IDC Energy Industry Insights Community –
For almost 100 years, the lightbulb was simply a lighting device: when a current passed through it, photons came out. Over the last few decades, that has changed. The electronic ballast in a modern fluorescent fixture has almost as many power electronics in it as your cell phone. And, with the emergence of L.E.D.'s, the lightbulb will make the leap to full-fledged I.T. appliance, capable of intelligent automated control and energy management. That transformation is a microcosm of changes in all machines that we use to live our lives: cars are more CPU than engines; HVAC systems have more computing power than an old-fashioned IBM mainframe; and your television set has morphed into another access point for the Internet.
When we began the task of researching the emerging field of Smart Building Systems, I expected that we would be covering I.T. systems that turn dumb building systems smart. There is certainly an element of that: most of these technologies require a server (usually operating from the cloud) and advanced software for data retention, transmittance and analysis.
What surprised me is the increasing intelligence of the "things" in the building. An HVAC system is filled with actuators, each with its own chip, just waiting to be used to advance the energy efficiency of the device. The newest sensors combine photo-diodes, motion awareness and even CO2 meters to observe the environment around them. And then there's the lightbulb. When Thomas Edison invented it, the device was a mere tungsten filament that glowed. Today, there's a company called Redwood Systems that is building a complete lighting network based on L.E.D.'s that sips so little energy that a 2500 square foot room full of them can be powered by an Ethernet cable. And the system can be loaded with dozens of sensors that feed data back to the controller about exactly what is happening inside that room. Lighting can be dimmed in response to high real-time energy prices or in response to a weather forecast of a sunny day. The system is expensive today, but its price should drop dramatically in the next 24 months as L.E.D. production costs fall. Even at today's costs, some companies can install the system and pay it off with energy savings in just three to four years.
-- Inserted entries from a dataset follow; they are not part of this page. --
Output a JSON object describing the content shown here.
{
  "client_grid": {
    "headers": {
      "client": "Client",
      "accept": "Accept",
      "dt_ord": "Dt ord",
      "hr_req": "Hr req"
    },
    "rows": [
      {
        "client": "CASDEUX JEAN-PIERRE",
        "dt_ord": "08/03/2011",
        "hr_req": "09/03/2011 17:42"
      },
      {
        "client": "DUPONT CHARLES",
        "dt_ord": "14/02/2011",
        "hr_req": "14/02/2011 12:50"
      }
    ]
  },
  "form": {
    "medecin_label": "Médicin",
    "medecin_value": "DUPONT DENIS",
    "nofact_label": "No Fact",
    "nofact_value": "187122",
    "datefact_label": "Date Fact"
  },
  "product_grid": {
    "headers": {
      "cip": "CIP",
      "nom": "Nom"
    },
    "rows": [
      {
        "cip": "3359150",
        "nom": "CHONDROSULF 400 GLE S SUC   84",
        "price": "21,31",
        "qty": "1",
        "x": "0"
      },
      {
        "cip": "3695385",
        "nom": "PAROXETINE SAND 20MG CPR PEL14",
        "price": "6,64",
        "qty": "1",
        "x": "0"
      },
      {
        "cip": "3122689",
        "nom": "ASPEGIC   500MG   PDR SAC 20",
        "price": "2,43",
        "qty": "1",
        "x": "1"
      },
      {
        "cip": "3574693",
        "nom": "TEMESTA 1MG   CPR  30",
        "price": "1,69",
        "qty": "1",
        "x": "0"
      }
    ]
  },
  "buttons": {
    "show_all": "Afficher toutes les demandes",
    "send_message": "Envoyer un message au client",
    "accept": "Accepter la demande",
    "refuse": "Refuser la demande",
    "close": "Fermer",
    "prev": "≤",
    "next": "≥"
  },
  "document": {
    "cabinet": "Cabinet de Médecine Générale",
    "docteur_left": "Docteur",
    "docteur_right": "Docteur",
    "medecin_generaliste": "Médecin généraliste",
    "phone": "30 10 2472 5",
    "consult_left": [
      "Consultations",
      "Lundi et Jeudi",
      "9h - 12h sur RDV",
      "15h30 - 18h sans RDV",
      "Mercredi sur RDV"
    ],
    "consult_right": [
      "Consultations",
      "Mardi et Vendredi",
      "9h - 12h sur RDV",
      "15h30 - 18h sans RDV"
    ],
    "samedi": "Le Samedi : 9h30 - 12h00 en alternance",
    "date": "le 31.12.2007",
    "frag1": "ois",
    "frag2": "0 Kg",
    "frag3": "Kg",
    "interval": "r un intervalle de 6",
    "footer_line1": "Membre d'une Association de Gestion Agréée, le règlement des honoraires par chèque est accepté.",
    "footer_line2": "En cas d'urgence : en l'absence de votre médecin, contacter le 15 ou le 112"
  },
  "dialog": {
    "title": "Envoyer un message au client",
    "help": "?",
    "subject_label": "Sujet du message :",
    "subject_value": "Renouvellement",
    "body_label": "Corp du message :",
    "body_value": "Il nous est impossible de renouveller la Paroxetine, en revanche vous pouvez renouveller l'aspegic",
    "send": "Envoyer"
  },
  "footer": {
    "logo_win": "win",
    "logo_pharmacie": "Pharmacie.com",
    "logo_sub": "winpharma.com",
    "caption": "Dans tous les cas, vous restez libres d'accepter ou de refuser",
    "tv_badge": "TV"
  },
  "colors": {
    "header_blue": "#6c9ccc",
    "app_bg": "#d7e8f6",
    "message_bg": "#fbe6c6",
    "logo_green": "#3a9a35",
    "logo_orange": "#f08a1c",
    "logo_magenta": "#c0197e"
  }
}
Lighting is just one element of this new intelligence in buildings. Every other system, from the heating to the elevators to the plumbing, is turning from a set of machines controlled by a computer into a computer with machines built into it. As Sun Microsystems once revolutionized the computer industry by pronouncing "The network is the computer", we are quietly entering an age of computerized building systems. It's not about plopping computers into buildings. The building, it turns out, is the computer.